The Italian edition of Harry Potter underwent extensive revision in 2011. Preview the differences by comparing a text sample in this post!
In English, "Prefect" and "Percy" both begin with "P." So how is Fred's tease treated in languages that don't use the word "prefect"? In some cases, Molly gets in on the joke.
Find out how the Latin and Ancient Greek translations of Harry Potter deal with modern technology, the wizarding world, and modern culture.
Find out how an American lawyer ended up doing the illustrations for the Japanese edition of Harry Potter. Then take a look at some of his work!
In Catalan, the Daily Prophet's article on the Gringotts break-in reads a bit more like an actual newspaper article.
The Sphinx's riddle in Harry Potter and the Goblet of First is tough to translate. How's it handled in Spanish and Brazilian Portuguese?
For weeks, I've been teasing other collections about this rare and fascinating book. Now it's time to unpack it!
Esperanto is the only language Harry Potter has been translated into that's completely made up (like Elvish and High Valyrian)! So what's it like?
Translation is a powerful tool, and even the smallest subtleties can create big differences in a story. Take a look at this case from the Low German translation of Harry Potter and the Sorcerer's Stone, where a connection is drawn between stupid trolls and the clever-faced goblins.

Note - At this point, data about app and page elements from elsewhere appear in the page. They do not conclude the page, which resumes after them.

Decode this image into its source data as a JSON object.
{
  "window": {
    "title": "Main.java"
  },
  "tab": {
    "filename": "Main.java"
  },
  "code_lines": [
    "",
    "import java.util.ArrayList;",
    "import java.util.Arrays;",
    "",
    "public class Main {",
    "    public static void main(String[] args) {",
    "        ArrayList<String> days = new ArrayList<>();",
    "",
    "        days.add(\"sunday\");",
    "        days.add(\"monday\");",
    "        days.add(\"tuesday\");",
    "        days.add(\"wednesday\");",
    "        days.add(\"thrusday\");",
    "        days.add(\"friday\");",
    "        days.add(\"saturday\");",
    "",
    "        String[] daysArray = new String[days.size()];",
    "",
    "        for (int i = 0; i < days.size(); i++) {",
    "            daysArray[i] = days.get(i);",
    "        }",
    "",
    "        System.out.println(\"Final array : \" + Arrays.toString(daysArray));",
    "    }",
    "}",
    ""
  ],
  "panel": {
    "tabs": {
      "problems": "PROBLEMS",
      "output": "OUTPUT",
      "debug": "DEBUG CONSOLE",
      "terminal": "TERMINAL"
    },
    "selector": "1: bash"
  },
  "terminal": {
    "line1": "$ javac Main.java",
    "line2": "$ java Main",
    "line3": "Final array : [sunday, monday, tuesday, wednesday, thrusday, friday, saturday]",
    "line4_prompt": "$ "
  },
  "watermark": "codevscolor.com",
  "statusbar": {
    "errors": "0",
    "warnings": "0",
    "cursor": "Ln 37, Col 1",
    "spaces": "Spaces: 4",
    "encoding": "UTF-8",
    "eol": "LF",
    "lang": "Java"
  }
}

Every so often, I like to talk about low-resource languages. They're a matter of particular importance in today's tech world and, for me, the topic is especially important in terms of expanding access to vital information throughout the world. So today I want to discuss a little bit about what low-resource languages are, why they... Continue Reading →